Even as he pledged to see these investigations through, protesters in the audience spontaneously interrupted his speech, shouting, “It is our duty to fight for our freedom! We have nothing to lose but our chains! No justice, No peace!”
Holder did not seem bothered by the outburst, stating, “What we saw there was a genuine expression of concern and involvement.” And then for a moment he threw off his professional veneer and invoked the late Tupac Shakur saying, “I ain’t mad at cha,” to the hearty applause of the audience.
He continued his speech laying out several steps President Obama will be taking to foster better relations between local police and the communities they serve: an exhaustive review of the distribution of military hardware to state and local police, a commitment of $263 million to support a three-year initiative that will invest in body-worn cameras and expand training for law enforcement agencies and updated Justice Department guidance regarding profiling by federal law enforcement. Finally, Holder said President Obama created a new task force on 21st Century Policing, a body composed of law enforcement executives and community leaders from around the country.
While the forum was a community conversation, it also seemed to be a changing of the guards for the civil rights community who honored the groundswell of young protesters that have mobilized in the wake of the Ferguson shooting. Rev. King, Dr. King’s youngest child and CEO of the King Center said, “I’m standing here as a representative of the King legacy to say congratulations and thank you to a new generation.”
Vivian said the “pent up passion” of these protesters was reminiscent of what Vivian and his generation of protesters felt. “We don’t mind listening to you so come on up and tell us.”
Various attendees were invited to share their perspectives including nine-year-old Ashli C. Clark, who spoke for children. She spoke about the contributions of Dr. King, Andrew Young, and President Obama saying, “What kind of gifts and talents will be buried if our lives our cut down too short. Next week I will be 10 years old. I don’t want to be considered a danger because I’m black. I want to grow up to be respected because I’m a child of God.”
Although not officially on the program, a Morehouse College student implored the audience to have their “undivided attention” several times before asking Holder to investigate the Atlanta Police Department as he said he was wrongfully arrested while protesting the grand jury decision in Atlanta last week. Holder responded by walking out of the sanctuary with the student.
Still there were some who were dissatisfied with the format of the forum which included nearly an hour of gospel music selections and prolonged speeches at times.

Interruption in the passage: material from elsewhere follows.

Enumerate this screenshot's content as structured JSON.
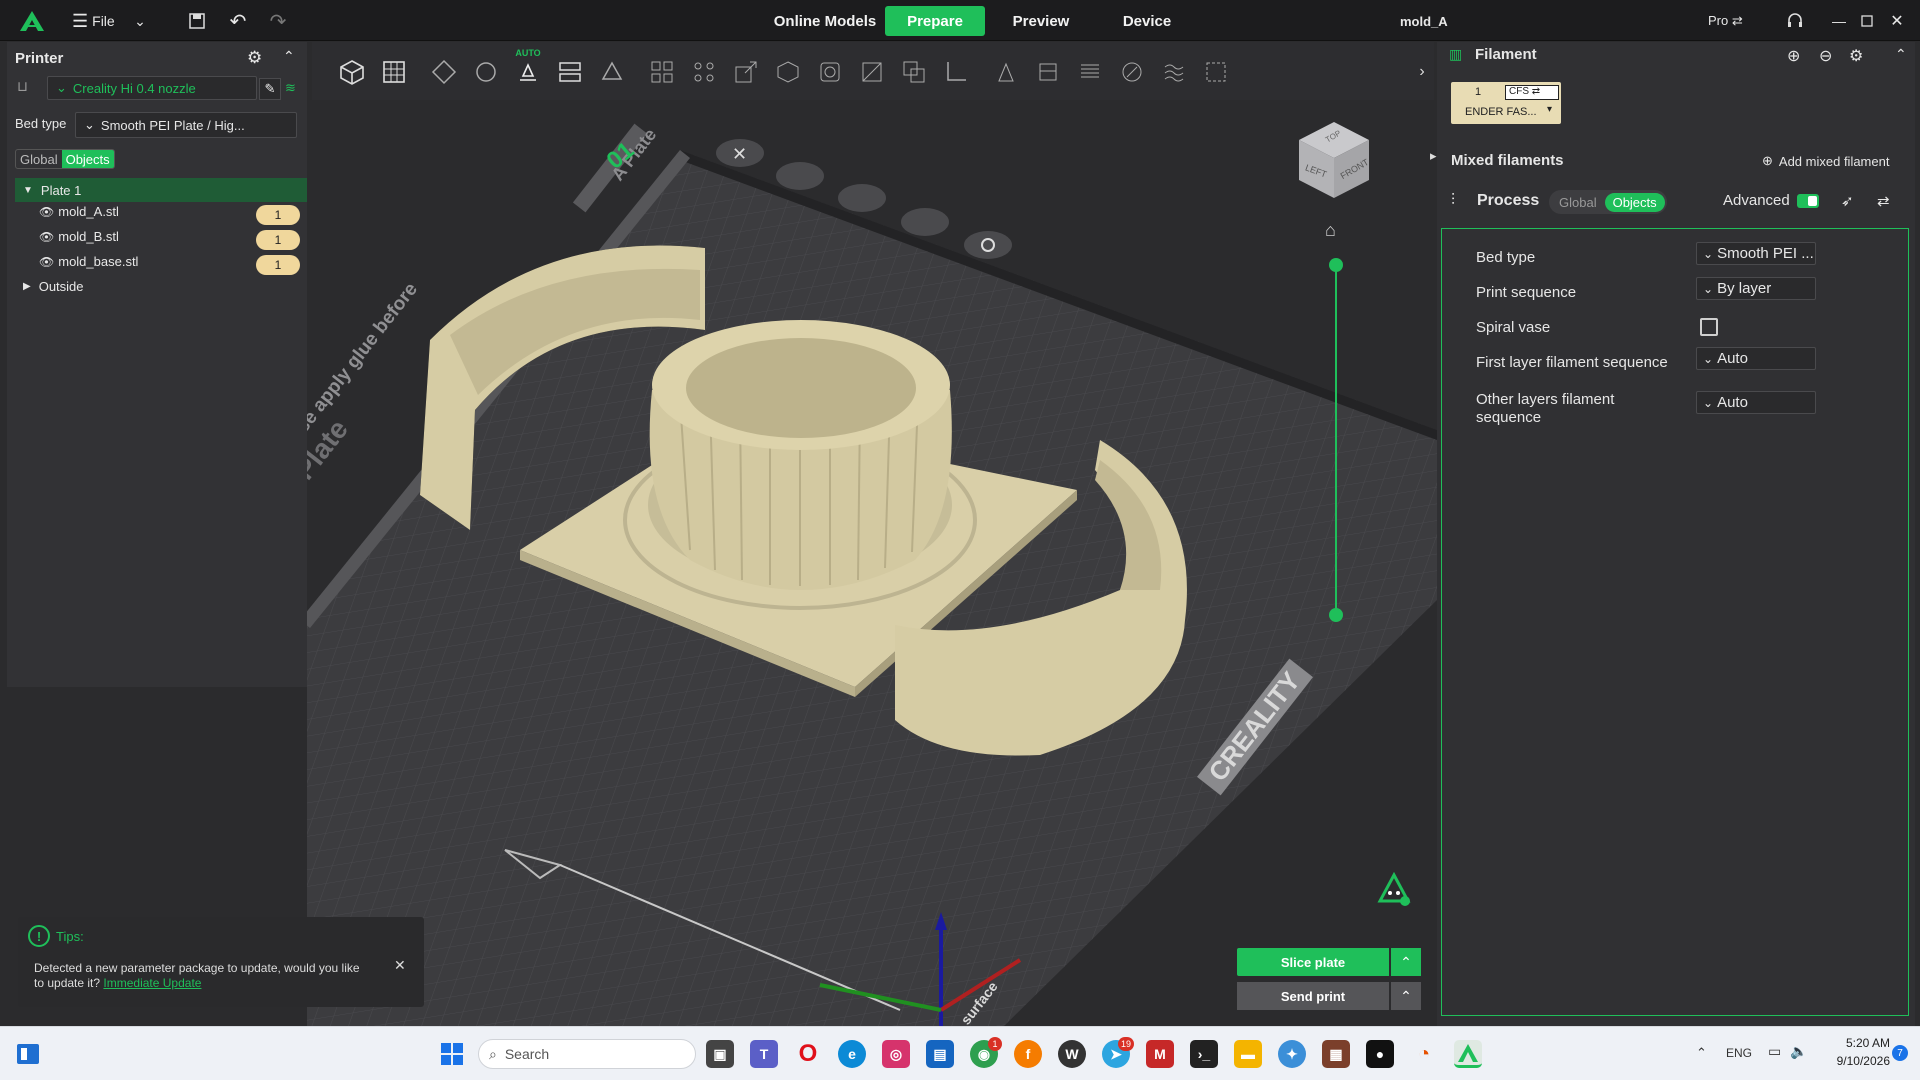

“I hoped to see more of a back and forth conversation instead of a church service so I am a little disappointed,” said Khristian Baker-Wilder, a Weslyan College student who drove up from Macon to be at the forum.
And while the audience was mostly black, there were people of other races in the audience including 24-year-old Tyler Pennington-Russell, who is white. “I don’t think [Brown] was racially profiled, but it wasn’t fair that he died for no apparent reason. I really don’t know what happened.”
Even as the forum continued late into the night, an impromptu gathering of young protesters gathered outside of the sanctuary in the dark unfettered by the official program and rules of engagement mandated inside. The leader, who stood in the circle of chanters, declared with a bullhorn, “They want us to be complacent, but we won’t.”